**TASK OBJECTIVE**
Report the count of lines with "title" in the data below, and no other words.

**SUPPLIED RECORDS**

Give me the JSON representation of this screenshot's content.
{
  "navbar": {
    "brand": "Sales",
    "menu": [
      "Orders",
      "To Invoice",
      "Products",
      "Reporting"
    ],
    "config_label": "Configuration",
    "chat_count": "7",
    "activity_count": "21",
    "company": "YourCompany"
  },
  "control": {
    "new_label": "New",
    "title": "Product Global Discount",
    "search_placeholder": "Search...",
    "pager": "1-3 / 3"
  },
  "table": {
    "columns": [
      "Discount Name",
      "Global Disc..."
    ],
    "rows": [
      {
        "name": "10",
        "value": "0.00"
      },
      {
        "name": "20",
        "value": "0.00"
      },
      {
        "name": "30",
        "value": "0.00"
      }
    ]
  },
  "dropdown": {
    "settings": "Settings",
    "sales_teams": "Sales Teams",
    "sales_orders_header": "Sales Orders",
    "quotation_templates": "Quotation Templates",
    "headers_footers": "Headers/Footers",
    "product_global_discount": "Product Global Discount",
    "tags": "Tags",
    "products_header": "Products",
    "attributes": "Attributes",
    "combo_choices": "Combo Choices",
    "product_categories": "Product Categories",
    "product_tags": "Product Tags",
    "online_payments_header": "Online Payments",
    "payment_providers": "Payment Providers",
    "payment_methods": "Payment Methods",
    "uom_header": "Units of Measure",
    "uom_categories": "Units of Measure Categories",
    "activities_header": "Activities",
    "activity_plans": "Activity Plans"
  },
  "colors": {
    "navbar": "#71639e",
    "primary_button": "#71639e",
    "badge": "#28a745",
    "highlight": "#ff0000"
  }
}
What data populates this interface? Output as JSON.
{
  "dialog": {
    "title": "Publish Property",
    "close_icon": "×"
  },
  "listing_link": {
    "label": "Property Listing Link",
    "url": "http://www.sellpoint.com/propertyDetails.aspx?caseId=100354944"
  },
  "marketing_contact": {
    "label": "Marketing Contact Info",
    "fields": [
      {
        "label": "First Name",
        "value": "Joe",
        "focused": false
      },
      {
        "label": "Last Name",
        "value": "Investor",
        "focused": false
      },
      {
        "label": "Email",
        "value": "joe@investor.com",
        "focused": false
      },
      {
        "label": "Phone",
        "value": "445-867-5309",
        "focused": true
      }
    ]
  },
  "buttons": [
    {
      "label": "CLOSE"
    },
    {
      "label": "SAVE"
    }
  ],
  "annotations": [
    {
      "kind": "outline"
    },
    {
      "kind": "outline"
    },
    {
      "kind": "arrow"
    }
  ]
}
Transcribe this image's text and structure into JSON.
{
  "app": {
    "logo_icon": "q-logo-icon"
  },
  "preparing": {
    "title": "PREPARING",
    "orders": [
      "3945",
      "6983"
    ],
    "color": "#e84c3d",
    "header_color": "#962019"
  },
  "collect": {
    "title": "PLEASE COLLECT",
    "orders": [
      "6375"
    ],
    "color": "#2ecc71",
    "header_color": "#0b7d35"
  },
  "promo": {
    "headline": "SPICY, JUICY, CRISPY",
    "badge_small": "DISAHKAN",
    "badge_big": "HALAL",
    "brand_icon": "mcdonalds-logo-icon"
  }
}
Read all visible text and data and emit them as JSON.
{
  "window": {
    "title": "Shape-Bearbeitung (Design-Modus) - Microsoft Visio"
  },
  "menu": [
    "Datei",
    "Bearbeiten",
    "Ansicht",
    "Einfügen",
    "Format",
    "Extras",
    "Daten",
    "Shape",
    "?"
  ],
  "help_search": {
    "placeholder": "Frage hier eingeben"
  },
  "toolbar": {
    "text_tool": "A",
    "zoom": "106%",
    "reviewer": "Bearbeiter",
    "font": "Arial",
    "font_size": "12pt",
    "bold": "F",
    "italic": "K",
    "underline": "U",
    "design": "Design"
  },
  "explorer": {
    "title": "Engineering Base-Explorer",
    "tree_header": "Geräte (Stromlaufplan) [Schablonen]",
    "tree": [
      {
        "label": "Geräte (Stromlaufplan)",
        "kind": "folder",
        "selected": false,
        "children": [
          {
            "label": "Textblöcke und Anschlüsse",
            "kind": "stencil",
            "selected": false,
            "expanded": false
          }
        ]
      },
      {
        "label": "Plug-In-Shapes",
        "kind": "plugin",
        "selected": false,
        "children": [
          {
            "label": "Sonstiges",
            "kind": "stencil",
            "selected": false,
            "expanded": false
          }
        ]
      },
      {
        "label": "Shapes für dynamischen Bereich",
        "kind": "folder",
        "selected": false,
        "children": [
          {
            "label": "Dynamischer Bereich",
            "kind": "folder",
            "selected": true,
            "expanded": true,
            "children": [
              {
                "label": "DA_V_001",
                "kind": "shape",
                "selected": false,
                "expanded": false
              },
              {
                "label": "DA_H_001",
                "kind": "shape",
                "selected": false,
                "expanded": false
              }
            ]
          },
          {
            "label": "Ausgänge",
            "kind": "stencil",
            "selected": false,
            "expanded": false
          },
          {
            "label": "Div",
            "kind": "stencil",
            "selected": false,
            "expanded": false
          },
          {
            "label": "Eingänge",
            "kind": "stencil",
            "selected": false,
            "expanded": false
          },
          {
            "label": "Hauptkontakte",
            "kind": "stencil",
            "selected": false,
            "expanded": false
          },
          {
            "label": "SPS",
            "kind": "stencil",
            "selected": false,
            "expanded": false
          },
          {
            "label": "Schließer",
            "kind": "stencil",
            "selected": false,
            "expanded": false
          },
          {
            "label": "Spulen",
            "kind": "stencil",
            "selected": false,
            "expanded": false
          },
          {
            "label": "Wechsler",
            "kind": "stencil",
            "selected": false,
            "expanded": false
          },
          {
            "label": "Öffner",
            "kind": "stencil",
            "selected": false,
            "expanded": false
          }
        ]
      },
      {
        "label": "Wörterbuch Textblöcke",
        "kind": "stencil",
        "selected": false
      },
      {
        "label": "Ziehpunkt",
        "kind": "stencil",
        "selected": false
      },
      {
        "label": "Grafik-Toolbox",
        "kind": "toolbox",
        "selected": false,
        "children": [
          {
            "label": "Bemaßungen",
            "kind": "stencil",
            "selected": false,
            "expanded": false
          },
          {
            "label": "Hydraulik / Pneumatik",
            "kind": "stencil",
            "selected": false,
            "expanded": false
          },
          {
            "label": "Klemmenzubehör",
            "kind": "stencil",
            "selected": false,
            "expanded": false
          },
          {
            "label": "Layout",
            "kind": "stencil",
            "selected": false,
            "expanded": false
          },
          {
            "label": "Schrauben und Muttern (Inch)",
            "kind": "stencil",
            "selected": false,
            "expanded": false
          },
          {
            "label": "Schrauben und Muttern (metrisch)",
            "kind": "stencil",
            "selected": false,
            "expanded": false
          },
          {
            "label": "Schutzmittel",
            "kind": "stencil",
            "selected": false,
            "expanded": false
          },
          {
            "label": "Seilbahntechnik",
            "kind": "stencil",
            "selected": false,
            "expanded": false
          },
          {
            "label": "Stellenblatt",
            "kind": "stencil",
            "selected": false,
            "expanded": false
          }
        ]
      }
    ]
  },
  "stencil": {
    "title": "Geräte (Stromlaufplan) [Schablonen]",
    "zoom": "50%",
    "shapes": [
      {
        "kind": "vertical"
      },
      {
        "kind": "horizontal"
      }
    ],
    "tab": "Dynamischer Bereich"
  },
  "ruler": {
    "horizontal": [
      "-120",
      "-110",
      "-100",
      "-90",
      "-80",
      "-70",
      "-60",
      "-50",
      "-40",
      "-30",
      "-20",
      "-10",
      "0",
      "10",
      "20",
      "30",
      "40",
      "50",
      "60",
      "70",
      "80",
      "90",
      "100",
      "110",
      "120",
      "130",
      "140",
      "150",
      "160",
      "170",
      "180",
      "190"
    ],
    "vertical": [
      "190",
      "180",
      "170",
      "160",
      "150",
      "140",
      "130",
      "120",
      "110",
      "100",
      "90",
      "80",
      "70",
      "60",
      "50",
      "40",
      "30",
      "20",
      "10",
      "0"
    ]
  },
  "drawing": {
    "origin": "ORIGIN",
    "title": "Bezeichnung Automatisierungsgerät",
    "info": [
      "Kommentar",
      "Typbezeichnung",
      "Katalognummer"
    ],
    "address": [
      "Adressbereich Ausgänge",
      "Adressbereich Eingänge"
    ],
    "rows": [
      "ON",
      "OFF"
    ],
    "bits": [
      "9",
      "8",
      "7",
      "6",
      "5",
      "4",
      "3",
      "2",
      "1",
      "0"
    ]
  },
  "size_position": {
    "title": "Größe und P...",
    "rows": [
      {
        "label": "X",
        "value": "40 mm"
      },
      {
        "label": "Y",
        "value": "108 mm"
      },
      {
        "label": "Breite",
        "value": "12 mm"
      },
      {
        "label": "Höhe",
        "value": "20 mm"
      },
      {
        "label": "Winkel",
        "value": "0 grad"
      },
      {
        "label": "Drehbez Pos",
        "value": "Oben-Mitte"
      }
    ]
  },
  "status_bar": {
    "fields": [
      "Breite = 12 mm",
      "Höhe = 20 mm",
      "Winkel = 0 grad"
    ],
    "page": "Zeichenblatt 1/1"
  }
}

**EXERCISE RESPONSE**
9